### ENTRIES SHOWN
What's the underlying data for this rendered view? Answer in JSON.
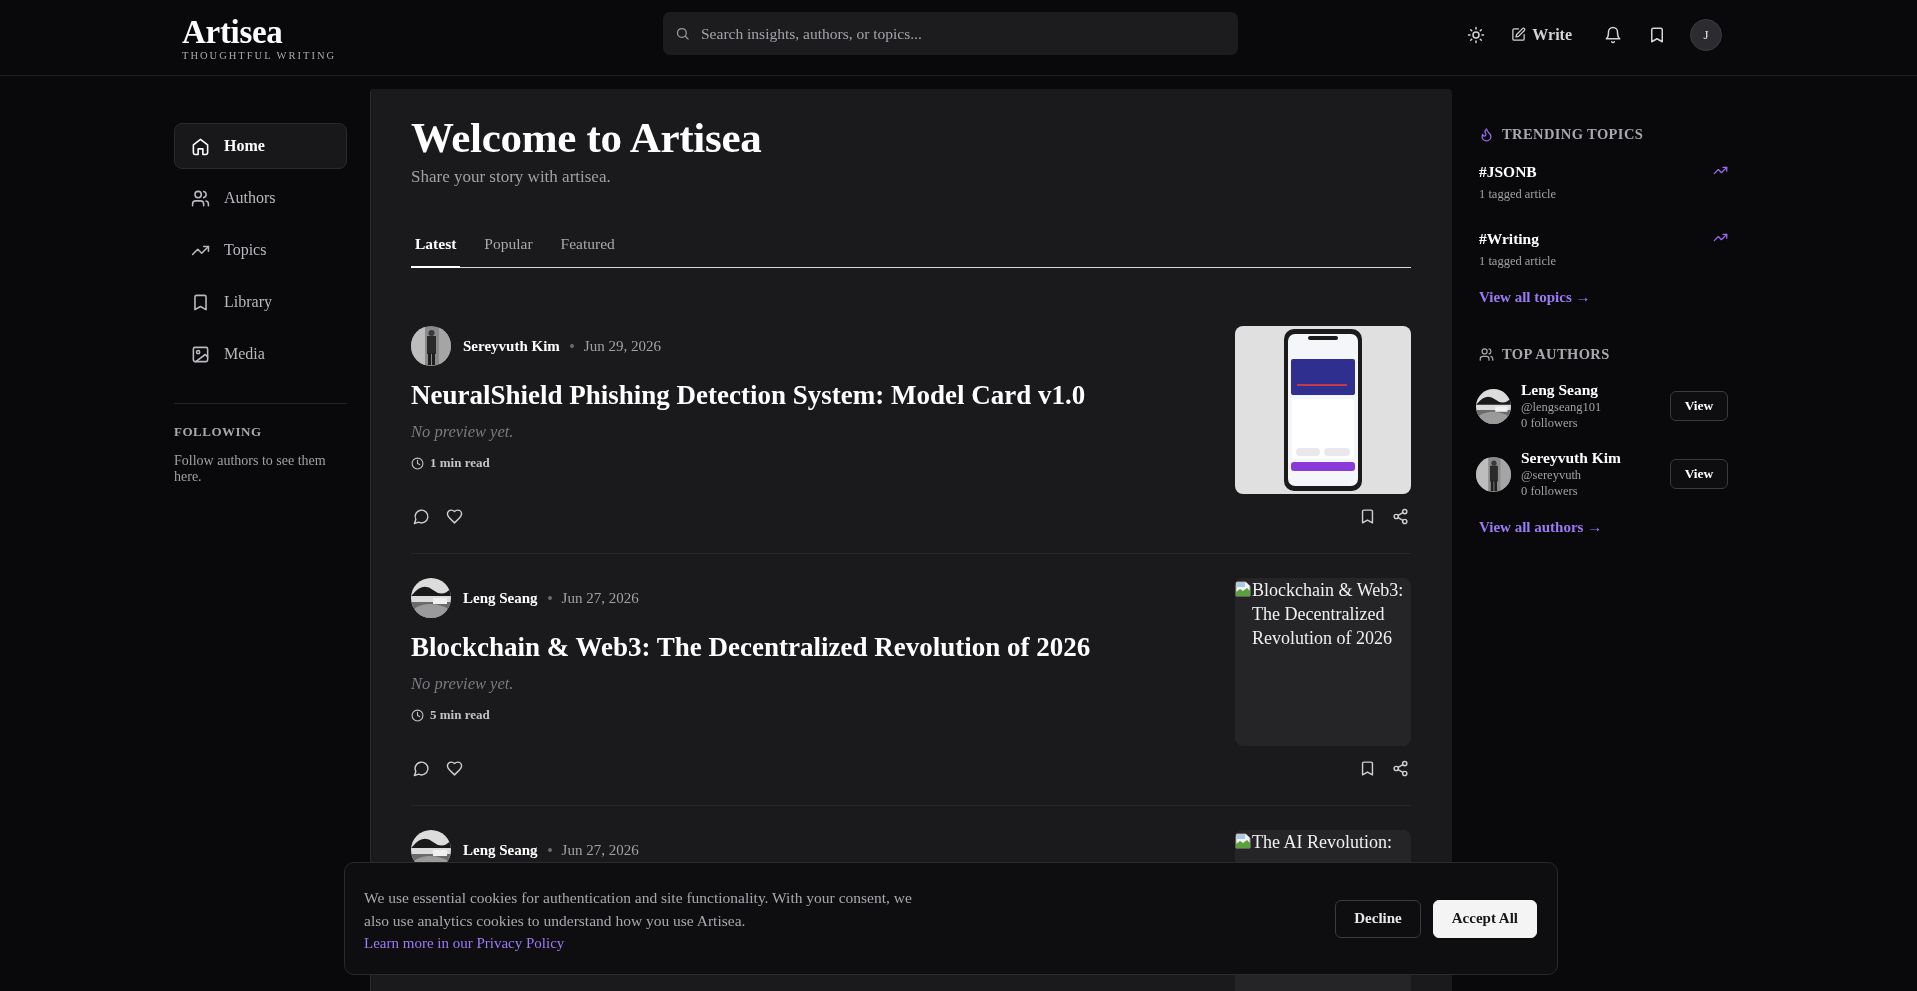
{
  "header": {
    "logo": {
      "title": "Artisea",
      "tagline": "THOUGHTFUL WRITING"
    },
    "search": {
      "placeholder": "Search insights, authors, or topics..."
    },
    "actions": [
      {
        "kind": "theme"
      },
      {
        "kind": "write",
        "label": "Write"
      },
      {
        "kind": "notifications"
      },
      {
        "kind": "bookmarks"
      },
      {
        "kind": "avatar",
        "label": "J"
      }
    ]
  },
  "sidebar": {
    "nav": [
      {
        "kind": "home",
        "label": "Home",
        "selected": true
      },
      {
        "kind": "authors",
        "label": "Authors",
        "selected": false
      },
      {
        "kind": "topics",
        "label": "Topics",
        "selected": false
      },
      {
        "kind": "library",
        "label": "Library",
        "selected": false
      },
      {
        "kind": "media",
        "label": "Media",
        "selected": false
      }
    ],
    "following": {
      "heading": "FOLLOWING",
      "text": "Follow authors to see them here."
    }
  },
  "main": {
    "title": "Welcome to Artisea",
    "subtitle": "Share your story with artisea.",
    "tabs": [
      {
        "label": "Latest",
        "selected": true
      },
      {
        "label": "Popular",
        "selected": false
      },
      {
        "label": "Featured",
        "selected": false
      }
    ],
    "articles": [
      {
        "author": "Sereyvuth Kim",
        "date": "Jun 29, 2026",
        "title": "NeuralShield Phishing Detection System: Model Card v1.0",
        "preview": "No preview yet.",
        "read_time": "1 min read"
      },
      {
        "author": "Leng Seang",
        "date": "Jun 27, 2026",
        "title": "Blockchain & Web3: The Decentralized Revolution of 2026",
        "preview": "No preview yet.",
        "read_time": "5 min read",
        "image": {
          "kind": "broken",
          "alt": "Blockchain & Web3: The Decentralized Revolution of 2026"
        }
      },
      {
        "author": "Leng Seang",
        "date": "Jun 27, 2026",
        "image": {
          "kind": "broken",
          "alt": "The AI Revolution:"
        }
      }
    ]
  },
  "right": {
    "trending": {
      "heading": "TRENDING TOPICS",
      "topics": [
        {
          "tag": "#JSONB",
          "count": "1 tagged article"
        },
        {
          "tag": "#Writing",
          "count": "1 tagged article"
        }
      ],
      "link": "View all topics →"
    },
    "authors": {
      "heading": "TOP AUTHORS",
      "items": [
        {
          "name": "Leng Seang",
          "handle": "@lengseang101",
          "followers": "0 followers",
          "button": "View"
        },
        {
          "name": "Sereyvuth Kim",
          "handle": "@sereyvuth",
          "followers": "0 followers",
          "button": "View"
        }
      ],
      "link": "View all authors →"
    }
  },
  "cookie": {
    "text": "We use essential cookies for authentication and site functionality. With your consent, we also use analytics cookies to understand how you use Artisea.",
    "link": "Learn more in our Privacy Policy",
    "buttons": [
      {
        "label": "Decline",
        "kind": "secondary"
      },
      {
        "label": "Accept All",
        "kind": "primary"
      }
    ]
  }
}
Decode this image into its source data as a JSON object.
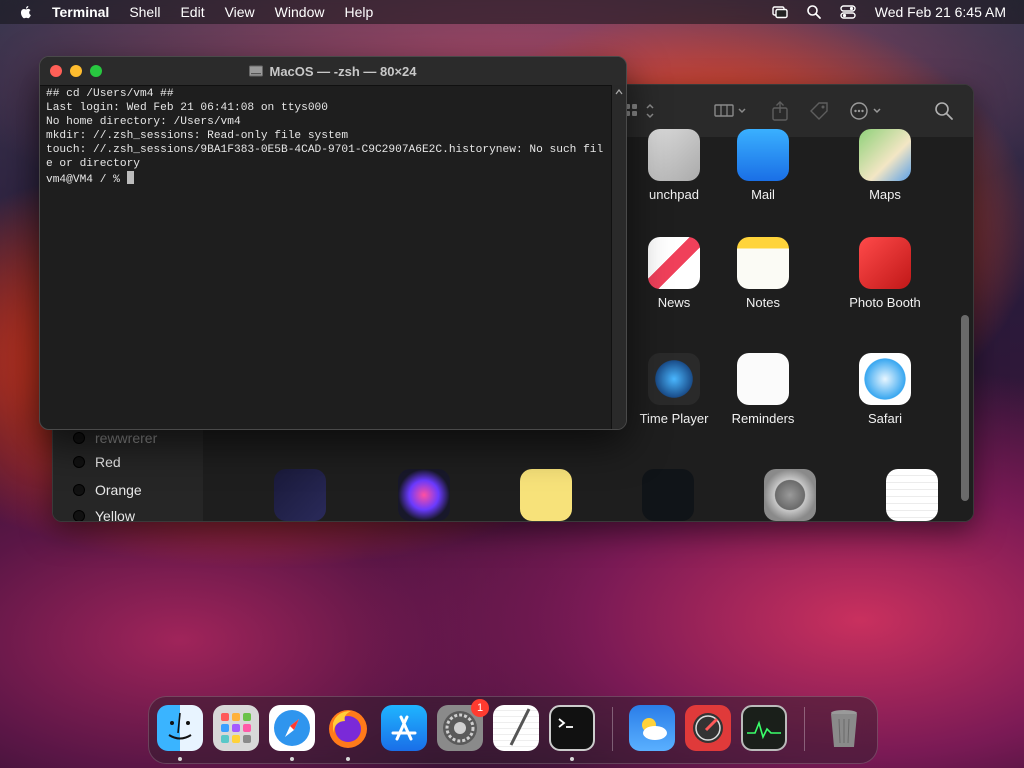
{
  "menubar": {
    "app_name": "Terminal",
    "items": [
      "Shell",
      "Edit",
      "View",
      "Window",
      "Help"
    ],
    "clock": "Wed Feb 21  6:45 AM"
  },
  "terminal": {
    "title": "MacOS — -zsh — 80×24",
    "lines": [
      "## cd /Users/vm4 ##",
      "Last login: Wed Feb 21 06:41:08 on ttys000",
      "No home directory: /Users/vm4",
      "mkdir: //.zsh_sessions: Read-only file system",
      "touch: //.zsh_sessions/9BA1F383-0E5B-4CAD-9701-C9C2907A6E2C.historynew: No such file or directory",
      "vm4@VM4 / % "
    ]
  },
  "finder": {
    "tags": [
      "rewwrerer",
      "Red",
      "Orange",
      "Yellow"
    ],
    "apps_row1": [
      "unchpad",
      "Mail",
      "Maps"
    ],
    "apps_row2": [
      "News",
      "Notes",
      "Photo Booth"
    ],
    "apps_row3": [
      "Time Player",
      "Reminders",
      "Safari"
    ]
  },
  "dock": {
    "apps": [
      "Finder",
      "Launchpad",
      "Safari",
      "Firefox",
      "App Store",
      "System Settings",
      "TextEdit",
      "Terminal",
      "Weather",
      "Directory Utility",
      "Activity Monitor",
      "Trash"
    ],
    "settings_badge": "1"
  },
  "colors": {
    "terminal_bg": "#1e1e1e",
    "close": "#ff5f57",
    "minimize": "#febc2e",
    "zoom": "#28c840",
    "badge": "#ff3b30"
  }
}
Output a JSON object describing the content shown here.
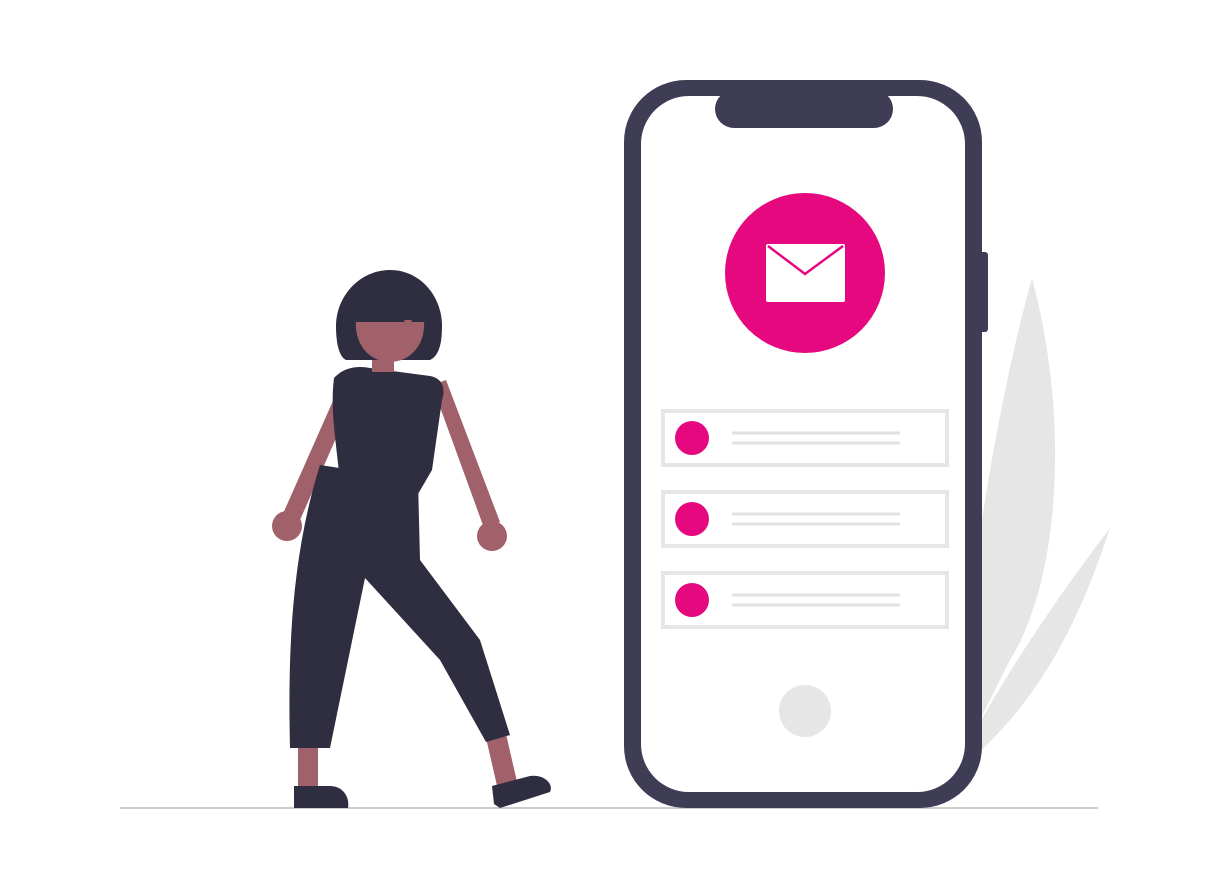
{
  "colors": {
    "background": "#ffffff",
    "phone_frame": "#3f3d56",
    "phone_screen": "#ffffff",
    "accent": "#e6087f",
    "placeholder_gray": "#e6e6e6",
    "line_gray": "#e2e2e2",
    "ground_line": "#cccccc",
    "clothing_dark": "#2f2e41",
    "skin": "#a0616a",
    "envelope": "#ffffff"
  },
  "icons": {
    "hero": "mail-icon",
    "home_button": "home-button-circle",
    "decoration": "leaf-plant-shape"
  },
  "notification_list": {
    "item_count": 3,
    "dot_style": "filled-circle",
    "lines_per_item": 2
  }
}
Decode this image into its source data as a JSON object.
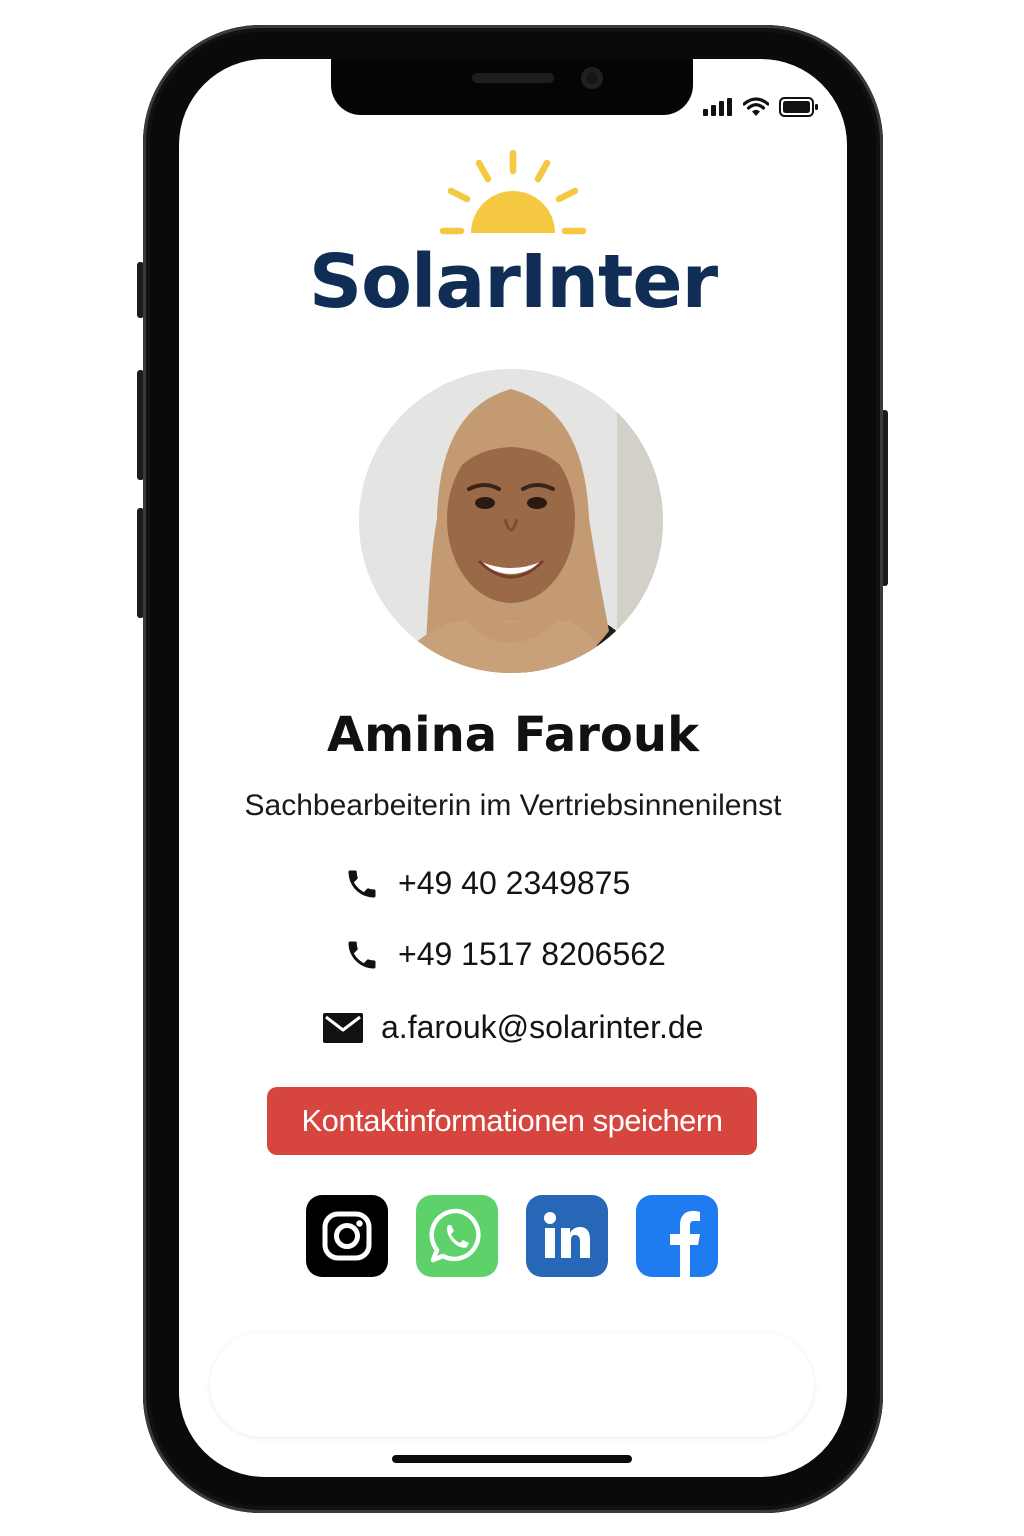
{
  "status_bar": {
    "icons": [
      "signal-bars-icon",
      "wifi-icon",
      "battery-icon"
    ]
  },
  "brand": {
    "logo_text": "SolarInter",
    "logo_icon": "sun-icon",
    "sun_color": "#f5c842",
    "text_color": "#0f2d55"
  },
  "profile": {
    "photo": "profile-photo",
    "name": "Amina Farouk",
    "title": "Sachbearbeiterin im Vertriebsinnenilenst"
  },
  "contacts": [
    {
      "icon": "phone-icon",
      "value": "+49 40 2349875"
    },
    {
      "icon": "phone-icon",
      "value": "+49 1517 8206562"
    },
    {
      "icon": "mail-icon",
      "value": "a.farouk@solarinter.de"
    }
  ],
  "actions": {
    "save_label": "Kontaktinformationen speichern",
    "save_color": "#d7463e"
  },
  "social": [
    {
      "icon": "instagram-icon",
      "color": "#000000"
    },
    {
      "icon": "whatsapp-icon",
      "color": "#5fd16a"
    },
    {
      "icon": "linkedin-icon",
      "color": "#2667b8"
    },
    {
      "icon": "facebook-icon",
      "color": "#1f7cf0"
    }
  ]
}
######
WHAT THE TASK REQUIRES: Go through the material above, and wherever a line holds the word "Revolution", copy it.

RESULT FOR THIS EXERCISE:
        "title": "Blockchain & Web3: The Decentralized Revolution of 2026",
          "alt": "Blockchain & Web3: The Decentralized Revolution of 2026"
          "alt": "The AI Revolution:"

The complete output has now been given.